Russia sanctions: How the UK, US and EU could punish Putin further

US President Joe Biden has announces a series of sanctions on Russia

We use your sign-up to provide content in ways you’ve consented to and to improve our understanding of you. This may include adverts from us and 3rd parties based on our understanding. You can unsubscribe at any time. More info

Throughout Tuesday a number of countries issued penalties against Russia for recognising two separatist controlled areas of Ukraine – Donetsk and Luhansk – as independent states.
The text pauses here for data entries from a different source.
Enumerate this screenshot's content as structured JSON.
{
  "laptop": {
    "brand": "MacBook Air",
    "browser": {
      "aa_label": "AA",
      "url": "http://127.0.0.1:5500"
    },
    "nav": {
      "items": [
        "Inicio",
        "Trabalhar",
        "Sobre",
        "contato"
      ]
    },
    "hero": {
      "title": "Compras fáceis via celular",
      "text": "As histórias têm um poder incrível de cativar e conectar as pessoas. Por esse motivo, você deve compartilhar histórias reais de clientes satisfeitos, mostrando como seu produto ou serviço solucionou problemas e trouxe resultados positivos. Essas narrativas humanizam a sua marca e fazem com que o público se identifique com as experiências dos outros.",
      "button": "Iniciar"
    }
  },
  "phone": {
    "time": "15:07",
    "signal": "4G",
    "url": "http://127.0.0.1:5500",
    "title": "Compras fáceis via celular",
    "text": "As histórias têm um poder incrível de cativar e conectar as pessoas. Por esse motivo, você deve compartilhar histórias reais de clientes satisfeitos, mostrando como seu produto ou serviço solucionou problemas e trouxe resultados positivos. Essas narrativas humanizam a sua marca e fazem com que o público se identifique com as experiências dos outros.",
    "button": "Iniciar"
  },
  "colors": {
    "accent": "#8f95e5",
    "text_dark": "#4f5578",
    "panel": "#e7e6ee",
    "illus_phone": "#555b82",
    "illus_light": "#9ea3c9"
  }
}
The development has raised fears that a full-scale invasion of Ukraine is imminent, with an estimated 150,000 Russian soldiers waiting in the wings.

Despite claims from Russia that its forces have entered Ukraine on a “peacekeeping” basis, the decision has been widely condemned around the world as a flagrant disregard of international law.

Countries including the UK, US and Germany, as well as the European Union (EU), have all imposed their own sanctions on Moscow

The majority of these have been aimed at Russian entities linked to the Kremlin and include banks and oligarchs.

Further measures have been threatened should Russia maintain its path of aggression towards Ukraine.

So, what could these measures include?

Any further sanctions are likely to continue down the trend of affecting the finances of Russian business or key stakeholders.

The Labour leader Sir Keir Starmer suggested in the House of Commons, on Tuesday, that the UK should exclude Russia from the global Swift payment system.

Other measures that were called for by Sir Keir included a ban on trading in Russian sovereign debt and action to prevent Russia “broadcasting its propaganda around the world”.

Prime Minister Boris Johnson announced that the UK would be imposing sanctions against five Russian banks and three billionaires.

However, it’s thought that the Government has the power to introduce penalties against a further 50 oligarchs with close ties to Mr Putin.

Suggestions have been levelled at stripping Russia of any hosting privileges for sporting events, including the Champions League final that’s due to be held in St Petersburg this year.

Greater support could also be offered to Ukraine and other neighbouring countries of Russia, as the US has opted to do – in what President Joe Biden has called – the “first tranche” of sanctions being imposed against Russia.

Putin’s financial meltdown BEGINS: Russia faces economic ruin [EXPLAINED]
How Nicola Sturgeon wants UK to keep forking out AFTER independence [ANALYSIS]
Brexit LIVE: Farage issues warning to Leave voters [LIVE]

Sanctions from the US will target Russia’s VEB bank and the country’s military bank, Promsvyazbank, which does defence deals.

Russia’s sovereign debt will also be subjected to penalties by the US.

Meanwhile, Mr Biden has confirmed that tomorrow and in the coming days, he would impose sanctions on Russian oligarchs and their families.

The UK has already frozen the assets of Gennady Timchenko, Boris Rotenberg and Igor Rotenberg.

Recognised as close associates to the Kremlin, the trio have also been banned from travelling to the British Isles.

Elsewhere, Germany has announced that it will not certify the opening of the Russian gas pipeline Nord Stream Two.

A number of western allies, such as the UK, US and Poland, have welcomed the announcement.

The EU has also published its own set of sanctions proposals, which included targeting members of the Russian parliament and banks financing Russia’s military.

Source: Read Full Article